What is being asked: Word for word, copy all of the entries.

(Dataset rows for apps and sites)
===

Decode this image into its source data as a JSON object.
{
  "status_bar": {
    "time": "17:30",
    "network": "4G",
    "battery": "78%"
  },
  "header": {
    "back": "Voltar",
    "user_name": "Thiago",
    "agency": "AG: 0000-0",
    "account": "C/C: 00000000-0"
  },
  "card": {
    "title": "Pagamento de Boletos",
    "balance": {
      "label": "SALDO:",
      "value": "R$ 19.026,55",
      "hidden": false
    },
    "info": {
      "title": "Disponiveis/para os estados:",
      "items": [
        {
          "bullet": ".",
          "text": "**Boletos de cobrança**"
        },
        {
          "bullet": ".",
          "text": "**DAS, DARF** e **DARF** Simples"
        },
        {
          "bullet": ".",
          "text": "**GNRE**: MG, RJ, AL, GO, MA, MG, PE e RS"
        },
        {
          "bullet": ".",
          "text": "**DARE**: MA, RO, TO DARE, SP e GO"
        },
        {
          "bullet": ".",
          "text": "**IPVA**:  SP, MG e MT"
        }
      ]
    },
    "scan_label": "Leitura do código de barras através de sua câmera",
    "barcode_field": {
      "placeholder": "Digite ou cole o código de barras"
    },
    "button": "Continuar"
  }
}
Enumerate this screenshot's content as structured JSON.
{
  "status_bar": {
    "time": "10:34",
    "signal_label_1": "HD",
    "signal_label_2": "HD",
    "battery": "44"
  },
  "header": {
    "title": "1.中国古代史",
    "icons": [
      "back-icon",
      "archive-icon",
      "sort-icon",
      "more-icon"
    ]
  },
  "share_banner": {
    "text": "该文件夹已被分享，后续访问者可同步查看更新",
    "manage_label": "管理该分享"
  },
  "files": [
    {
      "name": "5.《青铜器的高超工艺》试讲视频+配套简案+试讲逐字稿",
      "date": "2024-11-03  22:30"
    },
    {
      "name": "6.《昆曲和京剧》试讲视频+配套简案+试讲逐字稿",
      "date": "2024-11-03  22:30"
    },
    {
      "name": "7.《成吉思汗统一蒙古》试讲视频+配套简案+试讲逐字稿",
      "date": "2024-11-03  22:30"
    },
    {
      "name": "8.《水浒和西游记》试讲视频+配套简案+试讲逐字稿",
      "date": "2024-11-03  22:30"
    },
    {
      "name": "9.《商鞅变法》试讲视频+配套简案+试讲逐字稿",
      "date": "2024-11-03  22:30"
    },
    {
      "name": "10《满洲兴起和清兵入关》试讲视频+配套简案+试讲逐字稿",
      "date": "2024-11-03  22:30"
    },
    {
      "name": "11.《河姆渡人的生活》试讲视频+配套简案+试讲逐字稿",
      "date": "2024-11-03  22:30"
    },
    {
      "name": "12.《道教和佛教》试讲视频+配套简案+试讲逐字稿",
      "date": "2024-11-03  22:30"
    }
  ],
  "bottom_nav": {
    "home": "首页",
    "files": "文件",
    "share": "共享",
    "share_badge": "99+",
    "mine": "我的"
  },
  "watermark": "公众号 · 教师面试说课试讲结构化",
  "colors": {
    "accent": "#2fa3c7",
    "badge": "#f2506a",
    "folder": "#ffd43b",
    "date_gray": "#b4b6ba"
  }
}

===

Solution to this problem:
Decode this image into its source data as a JSON object.
{
  "status_bar": {
    "time": "17:30",
    "network": "4G",
    "battery": "78%"
  },
  "header": {
    "back": "Voltar",
    "user_name": "Thiago",
    "agency": "AG: 0000-0",
    "account": "C/C: 00000000-0"
  },
  "card": {
    "title": "Pagamento de Boletos",
    "balance": {
      "label": "SALDO:",
      "value": "R$ 19.026,55",
      "hidden": false
    },
    "info": {
      "title": "Disponiveis/para os estados:",
      "items": [
        {
          "bullet": ".",
          "text": "**Boletos de cobrança**"
        },
        {
          "bullet": ".",
          "text": "**DAS, DARF** e **DARF** Simples"
        },
        {
          "bullet": ".",
          "text": "**GNRE**: MG, RJ, AL, GO, MA, MG, PE e RS"
        },
        {
          "bullet": ".",
          "text": "**DARE**: MA, RO, TO DARE, SP e GO"
        },
        {
          "bullet": ".",
          "text": "**IPVA**:  SP, MG e MT"
        }
      ]
    },
    "scan_label": "Leitura do código de barras através de sua câmera",
    "barcode_field": {
      "placeholder": "Digite ou cole o código de barras"
    },
    "button": "Continuar"
  }
}
Enumerate this screenshot's content as structured JSON.
{
  "status_bar": {
    "time": "10:34",
    "signal_label_1": "HD",
    "signal_label_2": "HD",
    "battery": "44"
  },
  "header": {
    "title": "1.中国古代史",
    "icons": [
      "back-icon",
      "archive-icon",
      "sort-icon",
      "more-icon"
    ]
  },
  "share_banner": {
    "text": "该文件夹已被分享，后续访问者可同步查看更新",
    "manage_label": "管理该分享"
  },
  "files": [
    {
      "name": "5.《青铜器的高超工艺》试讲视频+配套简案+试讲逐字稿",
      "date": "2024-11-03  22:30"
    },
    {
      "name": "6.《昆曲和京剧》试讲视频+配套简案+试讲逐字稿",
      "date": "2024-11-03  22:30"
    },
    {
      "name": "7.《成吉思汗统一蒙古》试讲视频+配套简案+试讲逐字稿",
      "date": "2024-11-03  22:30"
    },
    {
      "name": "8.《水浒和西游记》试讲视频+配套简案+试讲逐字稿",
      "date": "2024-11-03  22:30"
    },
    {
      "name": "9.《商鞅变法》试讲视频+配套简案+试讲逐字稿",
      "date": "2024-11-03  22:30"
    },
    {
      "name": "10《满洲兴起和清兵入关》试讲视频+配套简案+试讲逐字稿",
      "date": "2024-11-03  22:30"
    },
    {
      "name": "11.《河姆渡人的生活》试讲视频+配套简案+试讲逐字稿",
      "date": "2024-11-03  22:30"
    },
    {
      "name": "12.《道教和佛教》试讲视频+配套简案+试讲逐字稿",
      "date": "2024-11-03  22:30"
    }
  ],
  "bottom_nav": {
    "home": "首页",
    "files": "文件",
    "share": "共享",
    "share_badge": "99+",
    "mine": "我的"
  },
  "watermark": "公众号 · 教师面试说课试讲结构化",
  "colors": {
    "accent": "#2fa3c7",
    "badge": "#f2506a",
    "folder": "#ffd43b",
    "date_gray": "#b4b6ba"
  }
}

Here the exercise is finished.